But if the producers were looking purely to appeal to the Chinese market, their choice of actress Yu Nan was a strange one. Far from being an A-lister either in or outside China, she is best known on the international arthouse circuit for her collaborations with Wang Quanan, a Sixth Generation director. Wang plucked her out of the Beijing Film Academy while she was still a student to play the female lead in his directorial debut, Lunar Eclipse.

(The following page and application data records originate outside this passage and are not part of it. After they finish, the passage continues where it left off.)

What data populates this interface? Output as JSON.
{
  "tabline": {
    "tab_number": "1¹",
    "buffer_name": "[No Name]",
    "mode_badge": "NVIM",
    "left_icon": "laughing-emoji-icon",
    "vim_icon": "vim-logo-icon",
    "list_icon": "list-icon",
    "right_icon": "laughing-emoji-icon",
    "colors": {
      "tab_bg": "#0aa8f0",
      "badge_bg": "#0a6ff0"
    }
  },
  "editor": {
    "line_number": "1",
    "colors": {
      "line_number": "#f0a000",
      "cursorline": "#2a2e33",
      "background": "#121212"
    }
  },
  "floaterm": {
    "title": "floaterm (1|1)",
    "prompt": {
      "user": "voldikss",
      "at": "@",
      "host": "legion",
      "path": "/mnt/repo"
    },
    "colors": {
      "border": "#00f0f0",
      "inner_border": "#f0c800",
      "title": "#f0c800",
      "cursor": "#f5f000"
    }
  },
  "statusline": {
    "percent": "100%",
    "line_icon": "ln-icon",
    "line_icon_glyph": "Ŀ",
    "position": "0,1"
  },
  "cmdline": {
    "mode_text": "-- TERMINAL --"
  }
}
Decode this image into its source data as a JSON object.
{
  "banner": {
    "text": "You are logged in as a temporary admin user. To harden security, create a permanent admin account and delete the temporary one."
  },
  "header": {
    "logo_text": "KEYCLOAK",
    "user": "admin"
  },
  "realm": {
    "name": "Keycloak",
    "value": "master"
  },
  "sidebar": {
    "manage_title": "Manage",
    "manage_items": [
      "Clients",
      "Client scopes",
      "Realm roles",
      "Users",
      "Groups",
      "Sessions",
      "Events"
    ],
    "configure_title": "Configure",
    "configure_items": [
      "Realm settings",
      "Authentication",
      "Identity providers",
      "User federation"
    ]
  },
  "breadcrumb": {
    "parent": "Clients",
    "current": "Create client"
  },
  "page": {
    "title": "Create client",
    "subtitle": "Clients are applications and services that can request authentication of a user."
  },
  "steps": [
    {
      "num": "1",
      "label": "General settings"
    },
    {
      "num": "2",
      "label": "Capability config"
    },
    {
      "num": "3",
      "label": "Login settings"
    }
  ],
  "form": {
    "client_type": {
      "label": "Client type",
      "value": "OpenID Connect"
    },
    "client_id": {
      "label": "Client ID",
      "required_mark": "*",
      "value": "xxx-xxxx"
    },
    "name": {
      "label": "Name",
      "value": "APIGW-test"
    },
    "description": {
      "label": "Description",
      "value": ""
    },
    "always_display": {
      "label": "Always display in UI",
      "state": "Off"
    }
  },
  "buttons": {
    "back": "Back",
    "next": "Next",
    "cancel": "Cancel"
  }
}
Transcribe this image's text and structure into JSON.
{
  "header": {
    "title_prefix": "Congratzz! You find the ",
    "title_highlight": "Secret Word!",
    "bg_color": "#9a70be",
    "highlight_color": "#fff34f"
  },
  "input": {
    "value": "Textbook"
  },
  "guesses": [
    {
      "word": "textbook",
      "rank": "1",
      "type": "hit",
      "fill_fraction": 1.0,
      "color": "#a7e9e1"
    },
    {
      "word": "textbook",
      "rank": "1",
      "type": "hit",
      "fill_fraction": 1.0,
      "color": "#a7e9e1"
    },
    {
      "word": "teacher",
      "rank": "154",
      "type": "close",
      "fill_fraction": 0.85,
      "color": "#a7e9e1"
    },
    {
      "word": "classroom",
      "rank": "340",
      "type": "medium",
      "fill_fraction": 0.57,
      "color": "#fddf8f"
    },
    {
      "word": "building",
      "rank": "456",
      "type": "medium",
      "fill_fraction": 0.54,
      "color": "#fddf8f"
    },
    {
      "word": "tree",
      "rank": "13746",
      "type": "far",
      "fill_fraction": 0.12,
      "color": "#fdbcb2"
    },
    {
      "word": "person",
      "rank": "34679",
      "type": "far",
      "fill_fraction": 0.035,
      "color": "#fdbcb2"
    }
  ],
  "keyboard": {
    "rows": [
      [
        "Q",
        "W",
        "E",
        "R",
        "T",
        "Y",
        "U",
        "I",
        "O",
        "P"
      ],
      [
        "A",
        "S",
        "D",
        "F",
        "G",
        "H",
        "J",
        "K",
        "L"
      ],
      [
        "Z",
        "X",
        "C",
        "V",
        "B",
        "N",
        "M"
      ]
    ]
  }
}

Yu would later recall how he came to the academy and saw a teacher admonishing a class. All of the students had their heads hung in shame except for one girl who glared back defiantly. That girl was Yu Nan; he cast her instantly. Her feisty performance in Lunar Eclipse as a shy, retiring wife by day and a wild party animal by night won her Best Actress at the Deauville Asian Film Festival and her first recognition on the international stage.

More awards would follow – at the 2004 Festival Paris Cinéma for The Story of Ermei (also known as Jingzhe) and the 2007 Chicago International Film Festival for Tuya’s Marriage. Both were directed by Wang and saw Yu putting in moving portrayals as the films’ complicated female leads. For Tuya’s Marriage, in which she portrayed a shepherdess who seeks a new husband after her first one falls ill, she was nominated for an award at the heavyweight Berlin International Film Festival; the film itself won a Best Picture prize. Clearly, the girl can act – which makes us wonder, what the hell is she doing in The Expendables 2?

Even she seems incredulous when we put the question to her. ‘[When] my agent told me that The Expendables 2 needed an Asian actress and they finally chose me, I was really flattered. This is the first real “big production” I have acted in,’ she says. She’s not wrong. Although it is not her first foreign film – she previously played the main love interest in the gritty 2003 French film Fureur and had a walk-on part in the Wachowskis’ hyper-kinetic 2008 action movie Speed Racer – this is her first real crack at breaking Hollywood.

The Expendables 2

Yu plays Maggie, the first woman to join the Expendables as a full, gun-toting member and had to train hard for the part. ‘We’d shoot from 5am-5pm, then I would take a two-hour stunt class. I was so tired,’ she explains. It’s not the first time she’s put in extra hours for a role: for Fureur, she ‘worked her ass off’ for three months studying French and for Tuya’s Marriage, she learned to ride a horse and camel, as well as herd sheep. At least this time she could look to 66-year-old Stallone for inspiration. ‘He really impressed me; he still does all his own stunts. I really admire that.’

So, does this newfound admiration for action-acting signal a change in career direction? Not necessarily. ‘I don’t divide up films,’ she says. ‘I don’t see myself as someone specialising in arty films or someone who only plays certain roles. If I like the script, I’ll do the film. It doesn’t matter if it’s an action movie or an emotional drama.’

When we broach the subject of Hollywood typecasting, and suggest that the reason she opted to join The Expendables 2 was because the only role available for Asian actresses in US-produced movies is ‘sexy action chick’, it becomes clear that her media training has been as intensive as her stunt classes. ‘Isn’t that a good thing?’ she asks, sidestepping the question. ‘I don’t think it’s a limitation. It means we have something good that Hollywood really needs! You don’t see Chinese kung fu films casting white actors.’

If the line-up of films Yu has worked on since The Expendables 2 is anything to go by, however, it seems she is still committed to serious dramas. In Qin Ai (Beloved), due out next year, she plays a woman dealing with her foster mother’s death and the arrival of her birth mother, while in the forthcoming Buruqi de Nuren (Breast-feeding Woman), she plays an urbanite who moves to the countryside and develops a unique relationship with an old man and his grandson.

Whether the release of The Expendables 2 will be her big international break, and whether she’s the next Gong Li (or perhaps Lucy Liu, given her proficiency with weapons), remains to be seen. But for the moment at least, it doesn’t seem as though indie cinema has lost her to Sly and co forever.

Gabrielle Jaffe with additional reporting by Wang Ge.

The Expendables 2 is in cinemas from late September (Date TBA).

Read The Expendables 2 film review and watch the trailer.